Asked how many such students the nonprofit has not been able to help, Nazario exclaimed, "Oh my God, thousands. Our program is only serving a small portion of the county."
That's where the South Florida Sun-Sentinel's Children's Fund holiday campaign comes in. Now in its 15th year, the campaign that kicks off on Thanksgiving Day is a series of stories about people in need whose lives have been touched by agencies -- like ASPIRA -- that receive support from the McCormick Tribune Foundation. Last year Rivera was featured in one of the articles.
Continuing through Jan. 1, the stories also are broadcast on WIOD (AM 610) radio. Other media partners are AT&T Broadband/Comcast; WFOR-Ch. 4 and Neighbors for Neighbors; WPTV-Ch. 5; and the Clear Channel radio stations.

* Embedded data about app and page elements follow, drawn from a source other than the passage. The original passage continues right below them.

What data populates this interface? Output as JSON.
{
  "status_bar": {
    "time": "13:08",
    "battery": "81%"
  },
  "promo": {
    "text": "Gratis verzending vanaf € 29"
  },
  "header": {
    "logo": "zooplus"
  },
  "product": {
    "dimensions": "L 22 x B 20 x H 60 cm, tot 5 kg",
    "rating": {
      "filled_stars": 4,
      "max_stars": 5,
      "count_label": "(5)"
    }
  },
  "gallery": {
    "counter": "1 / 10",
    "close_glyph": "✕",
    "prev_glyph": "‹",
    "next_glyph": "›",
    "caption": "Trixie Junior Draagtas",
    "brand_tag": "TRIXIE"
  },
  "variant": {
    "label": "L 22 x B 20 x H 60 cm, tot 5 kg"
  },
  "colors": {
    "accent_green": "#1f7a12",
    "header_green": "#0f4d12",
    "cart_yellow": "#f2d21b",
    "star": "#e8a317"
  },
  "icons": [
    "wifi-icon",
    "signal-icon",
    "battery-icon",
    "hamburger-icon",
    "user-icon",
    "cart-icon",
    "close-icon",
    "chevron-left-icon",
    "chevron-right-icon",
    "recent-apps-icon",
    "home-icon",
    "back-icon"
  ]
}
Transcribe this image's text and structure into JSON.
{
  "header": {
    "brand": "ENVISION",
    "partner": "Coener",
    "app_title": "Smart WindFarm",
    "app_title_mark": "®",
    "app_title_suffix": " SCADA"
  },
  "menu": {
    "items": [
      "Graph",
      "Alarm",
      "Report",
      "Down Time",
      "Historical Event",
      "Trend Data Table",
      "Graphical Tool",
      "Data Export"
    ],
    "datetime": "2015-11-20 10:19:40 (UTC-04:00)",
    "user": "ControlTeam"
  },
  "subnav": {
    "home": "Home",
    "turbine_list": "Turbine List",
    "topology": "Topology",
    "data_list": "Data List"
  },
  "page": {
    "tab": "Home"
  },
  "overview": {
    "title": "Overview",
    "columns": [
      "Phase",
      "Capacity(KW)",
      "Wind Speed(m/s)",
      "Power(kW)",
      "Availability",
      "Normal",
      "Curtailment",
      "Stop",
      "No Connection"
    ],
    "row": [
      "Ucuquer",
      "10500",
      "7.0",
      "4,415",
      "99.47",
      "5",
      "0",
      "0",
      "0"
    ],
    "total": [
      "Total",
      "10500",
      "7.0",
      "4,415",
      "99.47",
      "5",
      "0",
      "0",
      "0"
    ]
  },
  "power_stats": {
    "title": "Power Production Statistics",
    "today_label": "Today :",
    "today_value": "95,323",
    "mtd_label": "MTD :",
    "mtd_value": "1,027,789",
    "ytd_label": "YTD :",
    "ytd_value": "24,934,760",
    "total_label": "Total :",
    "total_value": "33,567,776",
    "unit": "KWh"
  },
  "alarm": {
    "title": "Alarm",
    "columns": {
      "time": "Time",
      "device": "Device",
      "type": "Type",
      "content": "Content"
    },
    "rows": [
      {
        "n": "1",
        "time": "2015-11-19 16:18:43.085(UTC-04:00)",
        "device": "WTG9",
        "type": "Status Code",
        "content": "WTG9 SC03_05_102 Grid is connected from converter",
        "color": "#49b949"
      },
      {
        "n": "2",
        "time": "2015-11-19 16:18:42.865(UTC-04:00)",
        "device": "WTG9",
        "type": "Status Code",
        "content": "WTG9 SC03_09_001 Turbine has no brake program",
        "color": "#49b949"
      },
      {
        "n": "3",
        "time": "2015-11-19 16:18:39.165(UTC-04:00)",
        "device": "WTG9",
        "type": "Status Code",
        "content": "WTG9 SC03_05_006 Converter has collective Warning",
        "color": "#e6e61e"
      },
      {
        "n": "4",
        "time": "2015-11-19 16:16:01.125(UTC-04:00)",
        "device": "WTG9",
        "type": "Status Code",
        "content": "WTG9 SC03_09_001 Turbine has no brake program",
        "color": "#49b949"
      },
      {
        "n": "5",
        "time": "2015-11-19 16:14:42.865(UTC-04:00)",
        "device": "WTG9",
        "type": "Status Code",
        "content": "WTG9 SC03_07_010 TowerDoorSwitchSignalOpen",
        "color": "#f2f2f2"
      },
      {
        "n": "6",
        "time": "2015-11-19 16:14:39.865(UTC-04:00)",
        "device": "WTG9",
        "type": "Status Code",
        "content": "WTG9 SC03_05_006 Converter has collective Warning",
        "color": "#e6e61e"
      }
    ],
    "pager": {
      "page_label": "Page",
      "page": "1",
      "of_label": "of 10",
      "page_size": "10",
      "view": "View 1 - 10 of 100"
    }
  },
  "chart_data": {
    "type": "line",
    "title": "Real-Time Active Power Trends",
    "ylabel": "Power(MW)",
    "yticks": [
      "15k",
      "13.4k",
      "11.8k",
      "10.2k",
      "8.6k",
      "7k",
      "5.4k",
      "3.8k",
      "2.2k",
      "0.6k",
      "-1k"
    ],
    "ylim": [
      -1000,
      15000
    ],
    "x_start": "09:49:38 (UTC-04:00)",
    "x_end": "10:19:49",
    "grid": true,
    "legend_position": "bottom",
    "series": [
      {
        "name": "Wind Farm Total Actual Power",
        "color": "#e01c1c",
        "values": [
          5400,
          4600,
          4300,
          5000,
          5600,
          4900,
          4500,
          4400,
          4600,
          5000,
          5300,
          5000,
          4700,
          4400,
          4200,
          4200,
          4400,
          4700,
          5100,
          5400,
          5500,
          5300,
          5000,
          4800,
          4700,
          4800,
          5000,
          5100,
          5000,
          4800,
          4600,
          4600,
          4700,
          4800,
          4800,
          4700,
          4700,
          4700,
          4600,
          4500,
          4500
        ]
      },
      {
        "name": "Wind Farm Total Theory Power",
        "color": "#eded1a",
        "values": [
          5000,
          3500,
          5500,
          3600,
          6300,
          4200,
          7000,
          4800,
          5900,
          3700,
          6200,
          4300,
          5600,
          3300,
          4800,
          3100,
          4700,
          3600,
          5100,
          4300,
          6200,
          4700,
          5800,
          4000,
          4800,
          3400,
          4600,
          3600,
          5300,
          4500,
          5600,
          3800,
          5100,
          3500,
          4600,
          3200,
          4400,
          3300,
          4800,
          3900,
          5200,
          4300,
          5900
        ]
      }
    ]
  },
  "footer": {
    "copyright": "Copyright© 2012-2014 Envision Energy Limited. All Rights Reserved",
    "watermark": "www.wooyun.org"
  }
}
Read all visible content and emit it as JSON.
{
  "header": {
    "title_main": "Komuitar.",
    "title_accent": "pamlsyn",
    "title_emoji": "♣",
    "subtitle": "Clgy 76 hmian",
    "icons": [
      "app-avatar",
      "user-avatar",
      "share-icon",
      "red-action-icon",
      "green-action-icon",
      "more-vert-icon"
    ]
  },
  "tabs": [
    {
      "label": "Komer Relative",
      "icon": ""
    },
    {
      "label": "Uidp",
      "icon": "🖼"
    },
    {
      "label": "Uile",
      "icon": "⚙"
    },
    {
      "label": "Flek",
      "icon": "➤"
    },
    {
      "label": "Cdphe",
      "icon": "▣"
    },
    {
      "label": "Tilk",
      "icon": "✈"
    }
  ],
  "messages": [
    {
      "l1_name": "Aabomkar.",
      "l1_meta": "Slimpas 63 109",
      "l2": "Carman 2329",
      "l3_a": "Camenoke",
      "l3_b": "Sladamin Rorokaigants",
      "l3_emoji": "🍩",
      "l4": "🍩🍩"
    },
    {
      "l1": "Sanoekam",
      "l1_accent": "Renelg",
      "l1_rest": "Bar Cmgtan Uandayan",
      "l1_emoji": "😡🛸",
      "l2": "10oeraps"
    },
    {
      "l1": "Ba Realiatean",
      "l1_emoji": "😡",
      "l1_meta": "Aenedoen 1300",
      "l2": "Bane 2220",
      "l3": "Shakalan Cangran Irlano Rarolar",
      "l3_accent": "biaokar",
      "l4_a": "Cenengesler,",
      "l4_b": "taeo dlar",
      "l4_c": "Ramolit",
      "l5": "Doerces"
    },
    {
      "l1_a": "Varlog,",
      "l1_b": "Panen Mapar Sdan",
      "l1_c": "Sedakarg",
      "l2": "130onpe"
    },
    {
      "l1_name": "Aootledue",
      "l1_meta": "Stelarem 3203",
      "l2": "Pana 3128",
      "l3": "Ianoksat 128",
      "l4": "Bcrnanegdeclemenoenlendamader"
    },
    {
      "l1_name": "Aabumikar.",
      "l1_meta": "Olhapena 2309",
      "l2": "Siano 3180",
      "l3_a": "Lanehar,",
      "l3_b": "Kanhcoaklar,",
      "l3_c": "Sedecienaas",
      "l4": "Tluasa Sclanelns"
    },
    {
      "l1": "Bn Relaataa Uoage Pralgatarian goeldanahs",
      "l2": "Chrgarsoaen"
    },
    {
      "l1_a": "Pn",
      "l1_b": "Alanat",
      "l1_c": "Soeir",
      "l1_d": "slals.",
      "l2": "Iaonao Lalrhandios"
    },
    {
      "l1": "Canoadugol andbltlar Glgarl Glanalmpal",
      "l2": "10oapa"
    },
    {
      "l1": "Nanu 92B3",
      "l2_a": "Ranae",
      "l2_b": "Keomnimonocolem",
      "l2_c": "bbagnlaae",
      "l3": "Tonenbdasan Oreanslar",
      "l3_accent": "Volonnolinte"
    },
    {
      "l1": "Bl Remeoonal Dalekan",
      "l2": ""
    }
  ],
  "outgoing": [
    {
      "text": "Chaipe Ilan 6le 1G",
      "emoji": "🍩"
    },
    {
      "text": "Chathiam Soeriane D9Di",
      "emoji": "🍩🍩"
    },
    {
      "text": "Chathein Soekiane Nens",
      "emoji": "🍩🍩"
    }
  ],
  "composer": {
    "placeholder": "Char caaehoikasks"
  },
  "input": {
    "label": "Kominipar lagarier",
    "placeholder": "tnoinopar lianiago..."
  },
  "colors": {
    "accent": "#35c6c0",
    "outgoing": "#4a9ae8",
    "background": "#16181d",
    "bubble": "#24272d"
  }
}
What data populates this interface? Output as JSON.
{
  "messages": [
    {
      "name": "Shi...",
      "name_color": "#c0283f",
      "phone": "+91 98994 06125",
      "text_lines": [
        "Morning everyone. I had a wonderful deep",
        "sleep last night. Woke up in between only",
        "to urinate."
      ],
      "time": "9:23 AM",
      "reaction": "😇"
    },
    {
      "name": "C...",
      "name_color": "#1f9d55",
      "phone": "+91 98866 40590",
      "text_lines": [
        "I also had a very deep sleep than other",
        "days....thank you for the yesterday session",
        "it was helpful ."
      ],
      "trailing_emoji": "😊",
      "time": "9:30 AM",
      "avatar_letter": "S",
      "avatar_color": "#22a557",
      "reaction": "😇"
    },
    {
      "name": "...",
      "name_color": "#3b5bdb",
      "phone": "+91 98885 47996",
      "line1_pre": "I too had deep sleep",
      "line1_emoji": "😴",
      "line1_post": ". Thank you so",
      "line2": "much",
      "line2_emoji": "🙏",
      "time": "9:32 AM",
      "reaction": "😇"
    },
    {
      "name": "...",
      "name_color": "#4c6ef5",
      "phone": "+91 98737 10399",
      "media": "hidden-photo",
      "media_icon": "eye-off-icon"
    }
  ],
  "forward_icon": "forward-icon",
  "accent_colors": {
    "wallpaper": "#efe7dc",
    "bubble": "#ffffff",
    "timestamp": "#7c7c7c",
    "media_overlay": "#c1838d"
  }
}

Last year, 4,500 readers and listeners responded by contributing a record $585,000. With a foundation match of 50 cents on the dollar, the total was $800,000. Adding other support such as that of JM Family Enterprises in Deerfield Beach and the Quantum Foundation in Palm Beach County, the sum of $2.3 million was awarded in grants to 115 agencies.
Before the checks go out, a committee of Sun-Sentinel volunteers scrutinizes the agencies and their needs.
This year those needs are great, said Mary Riedel, community affairs manager for the Sun-Sentinel.
"We began getting calls from people seeking help, both individuals and agencies, in September," she said. With the economic downtown that worsened after Sept. 11, 2001, she said, nonprofits are "seeing people coming through their doors that they're not able to help."
The Children's Fund, which is actually a year-round fund-raising effort, is an attempt to help address those widespread community needs. For the first time this year, the campaign has a goal: $600,000.
Meanwhile, nonprofit leaders such as Nazario watch and wait.
"We hope that we can continue expanding the services so we can reach other kids like Maritzabel," she said.